Dataset excerpts
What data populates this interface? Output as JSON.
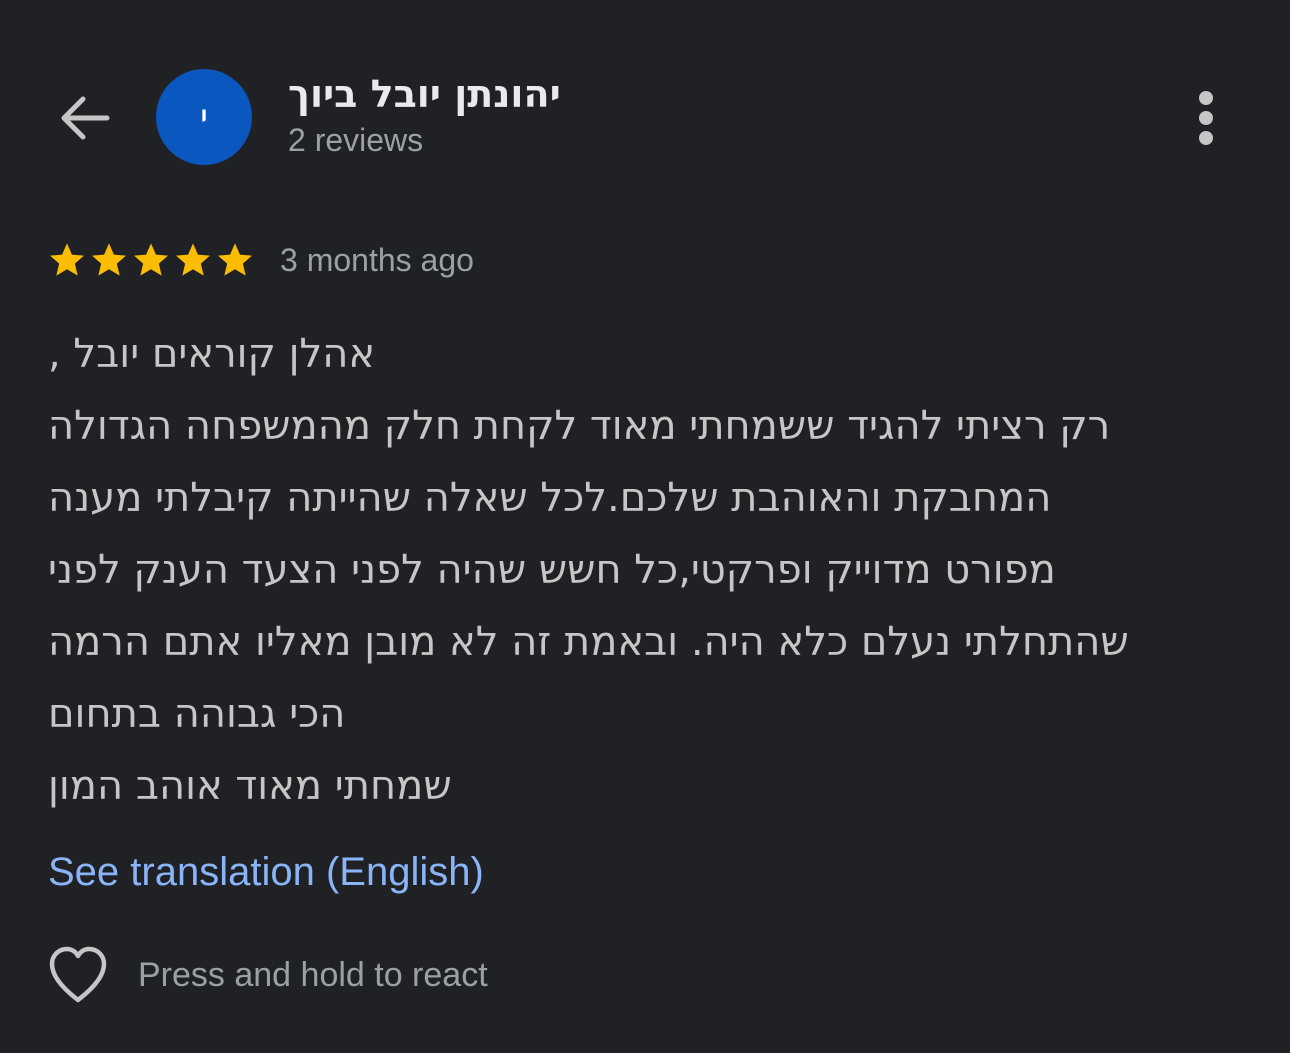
{
  "header": {
    "back_icon": "arrow-back-icon",
    "avatar_letter": "י",
    "avatar_color": "#0b57c0",
    "reviewer_name": "יהונתן יובל ביוך",
    "reviews_count": "2 reviews",
    "more_icon": "more-vert-icon"
  },
  "review": {
    "rating": 5,
    "max_rating": 5,
    "star_color": "#fbbc04",
    "date": "3 months ago",
    "lines": [
      "אהלן קוראים יובל ,",
      "רק רציתי להגיד ששמחתי מאוד לקחת חלק מהמשפחה הגדולה",
      "המחבקת והאוהבת שלכם.לכל שאלה שהייתה קיבלתי מענה",
      "מפורט מדוייק ופרקטי,כל חשש שהיה לפני הצעד הענק לפני",
      "שהתחלתי נעלם כלא היה. ובאמת זה לא מובן מאליו אתם הרמה",
      "הכי גבוהה בתחום",
      "שמחתי מאוד אוהב המון"
    ],
    "translate_label": "See translation (English)",
    "translate_color": "#8ab4f8"
  },
  "reactions": {
    "heart_icon": "heart-outline-icon",
    "label": "Press and hold to react"
  }
}
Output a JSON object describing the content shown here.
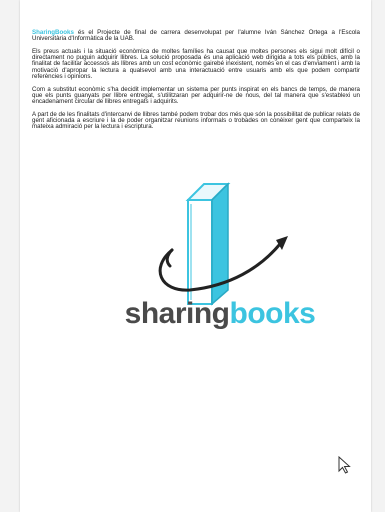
{
  "document": {
    "paragraphs": [
      {
        "brand": "SharingBooks",
        "text": " és el Projecte de final de carrera desenvolupat per l'alumne Iván Sánchez Ortega a l'Escola Universitària d'Informàtica de la UAB."
      },
      {
        "text": "Els preus actuals i la situació econòmica de moltes famílies ha causat que moltes persones els sigui molt difícil o directament no puguin adquirir llibres. La solució proposada és una aplicació web dirigida a tots els públics, amb la finalitat de facilitar accessos als llibres amb un cost econòmic gairebé inexistent, només en el cas d'enviament i amb la motivació d'apropar la lectura a qualsevol amb una interactuació entre usuaris amb els que podem compartir referències i opinions."
      },
      {
        "text": "Com a substitut econòmic s'ha decidit implementar un sistema per punts inspirat en els bancs de temps, de manera que els punts guanyats per llibre entregat, s'utilitzaran per adquirir-ne de nous, del tal manera que s'establexi un encadenament circular de llibres entregats i adquirits."
      },
      {
        "text": "A part de de les finalitats d'intercanvi de llibres també podem trobar dos més que són la possibilitat de publicar relats de gent aficionada a escriure i la de poder organitzar reunions informals o trobades on conèixer gent que comparteix la mateixa admiració per la lectura i escriptura."
      }
    ]
  },
  "logo": {
    "word_part1": "sharing",
    "word_part2": "books",
    "color_primary": "#3cc4e0",
    "color_text": "#4a4a4a",
    "icon": "book-with-circular-arrow-icon"
  },
  "cursor": {
    "icon": "mouse-pointer-icon"
  }
}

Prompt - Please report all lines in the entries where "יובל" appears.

Exercise answer -
    "reviewer_name": "יהונתן יובל ביוך",
      "אהלן קוראים יובל ,",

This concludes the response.